Exercise details:
Find the string "preview" in the listing below and return each line it appears in.
######
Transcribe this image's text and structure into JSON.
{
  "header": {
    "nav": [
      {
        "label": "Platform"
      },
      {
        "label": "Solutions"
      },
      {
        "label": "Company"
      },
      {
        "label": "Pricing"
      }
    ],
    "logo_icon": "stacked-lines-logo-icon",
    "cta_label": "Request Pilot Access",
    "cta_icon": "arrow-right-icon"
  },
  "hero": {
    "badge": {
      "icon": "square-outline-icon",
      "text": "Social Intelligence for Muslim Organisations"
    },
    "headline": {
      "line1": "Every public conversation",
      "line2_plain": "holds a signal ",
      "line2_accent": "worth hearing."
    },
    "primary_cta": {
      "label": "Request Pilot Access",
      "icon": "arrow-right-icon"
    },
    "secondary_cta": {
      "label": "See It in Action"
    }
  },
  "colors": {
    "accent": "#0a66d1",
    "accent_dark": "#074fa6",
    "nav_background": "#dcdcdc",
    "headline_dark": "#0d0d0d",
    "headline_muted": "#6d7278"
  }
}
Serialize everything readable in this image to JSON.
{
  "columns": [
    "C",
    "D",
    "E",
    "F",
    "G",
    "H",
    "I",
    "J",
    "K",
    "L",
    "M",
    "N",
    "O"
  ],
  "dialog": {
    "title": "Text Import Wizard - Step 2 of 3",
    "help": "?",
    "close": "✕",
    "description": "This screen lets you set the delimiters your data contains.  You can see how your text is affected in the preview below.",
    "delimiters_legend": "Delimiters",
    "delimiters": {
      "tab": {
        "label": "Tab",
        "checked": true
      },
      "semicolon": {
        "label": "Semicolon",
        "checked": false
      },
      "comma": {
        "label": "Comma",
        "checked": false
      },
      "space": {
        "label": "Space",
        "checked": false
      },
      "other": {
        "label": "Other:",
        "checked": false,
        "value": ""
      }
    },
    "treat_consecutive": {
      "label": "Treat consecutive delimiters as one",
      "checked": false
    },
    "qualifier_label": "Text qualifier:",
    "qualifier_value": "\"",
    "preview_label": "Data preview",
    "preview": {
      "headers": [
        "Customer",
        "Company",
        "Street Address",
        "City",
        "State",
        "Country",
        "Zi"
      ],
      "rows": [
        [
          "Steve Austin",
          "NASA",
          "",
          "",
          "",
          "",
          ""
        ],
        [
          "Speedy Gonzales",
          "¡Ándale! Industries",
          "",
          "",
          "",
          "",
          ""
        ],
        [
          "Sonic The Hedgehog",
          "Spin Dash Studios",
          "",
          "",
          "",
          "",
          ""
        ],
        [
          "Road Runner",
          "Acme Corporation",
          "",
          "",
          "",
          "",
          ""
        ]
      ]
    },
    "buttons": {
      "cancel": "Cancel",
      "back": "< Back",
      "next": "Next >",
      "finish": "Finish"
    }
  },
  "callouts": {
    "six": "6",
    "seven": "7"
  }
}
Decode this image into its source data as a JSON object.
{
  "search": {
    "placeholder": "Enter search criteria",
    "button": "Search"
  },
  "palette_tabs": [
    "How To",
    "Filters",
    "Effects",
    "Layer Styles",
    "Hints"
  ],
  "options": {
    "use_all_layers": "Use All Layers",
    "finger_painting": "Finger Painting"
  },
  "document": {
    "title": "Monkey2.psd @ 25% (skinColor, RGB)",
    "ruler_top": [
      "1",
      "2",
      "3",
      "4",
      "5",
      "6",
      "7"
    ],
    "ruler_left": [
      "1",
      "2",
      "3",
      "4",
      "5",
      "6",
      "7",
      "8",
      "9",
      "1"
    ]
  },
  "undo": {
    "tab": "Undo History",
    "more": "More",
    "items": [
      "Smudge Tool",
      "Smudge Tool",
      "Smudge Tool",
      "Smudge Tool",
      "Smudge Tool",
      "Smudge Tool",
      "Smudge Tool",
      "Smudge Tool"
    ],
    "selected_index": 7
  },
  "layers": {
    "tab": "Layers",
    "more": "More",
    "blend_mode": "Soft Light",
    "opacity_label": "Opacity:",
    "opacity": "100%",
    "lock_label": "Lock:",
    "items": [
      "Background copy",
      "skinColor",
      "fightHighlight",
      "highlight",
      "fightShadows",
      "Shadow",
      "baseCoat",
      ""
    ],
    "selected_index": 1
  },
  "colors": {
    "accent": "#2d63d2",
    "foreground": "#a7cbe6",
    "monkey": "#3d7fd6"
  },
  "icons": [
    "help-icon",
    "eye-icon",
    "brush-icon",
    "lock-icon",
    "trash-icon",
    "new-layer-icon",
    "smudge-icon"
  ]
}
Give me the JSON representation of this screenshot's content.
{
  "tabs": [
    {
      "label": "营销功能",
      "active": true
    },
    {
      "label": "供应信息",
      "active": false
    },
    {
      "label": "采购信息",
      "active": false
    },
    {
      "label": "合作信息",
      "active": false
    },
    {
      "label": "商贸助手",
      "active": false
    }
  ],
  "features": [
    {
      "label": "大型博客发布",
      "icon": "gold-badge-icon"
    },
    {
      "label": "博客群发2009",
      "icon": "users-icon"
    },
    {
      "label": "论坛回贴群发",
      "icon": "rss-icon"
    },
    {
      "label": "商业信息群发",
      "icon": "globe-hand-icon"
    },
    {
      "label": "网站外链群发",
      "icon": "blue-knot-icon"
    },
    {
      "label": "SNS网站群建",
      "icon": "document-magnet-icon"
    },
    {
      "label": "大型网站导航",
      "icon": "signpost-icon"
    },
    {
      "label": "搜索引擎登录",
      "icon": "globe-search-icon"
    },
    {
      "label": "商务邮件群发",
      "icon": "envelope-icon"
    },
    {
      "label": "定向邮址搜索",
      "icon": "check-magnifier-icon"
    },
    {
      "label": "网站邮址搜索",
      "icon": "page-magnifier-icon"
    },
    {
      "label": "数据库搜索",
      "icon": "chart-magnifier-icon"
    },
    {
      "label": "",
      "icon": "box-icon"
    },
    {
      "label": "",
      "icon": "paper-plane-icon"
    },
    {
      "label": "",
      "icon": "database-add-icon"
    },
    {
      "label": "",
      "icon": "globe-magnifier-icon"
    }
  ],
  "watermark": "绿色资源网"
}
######
Answer area:
    "description": "This screen lets you set the delimiters your data contains.  You can see how your text is affected in the preview below.",
    "preview_label": "Data preview",
    "preview": {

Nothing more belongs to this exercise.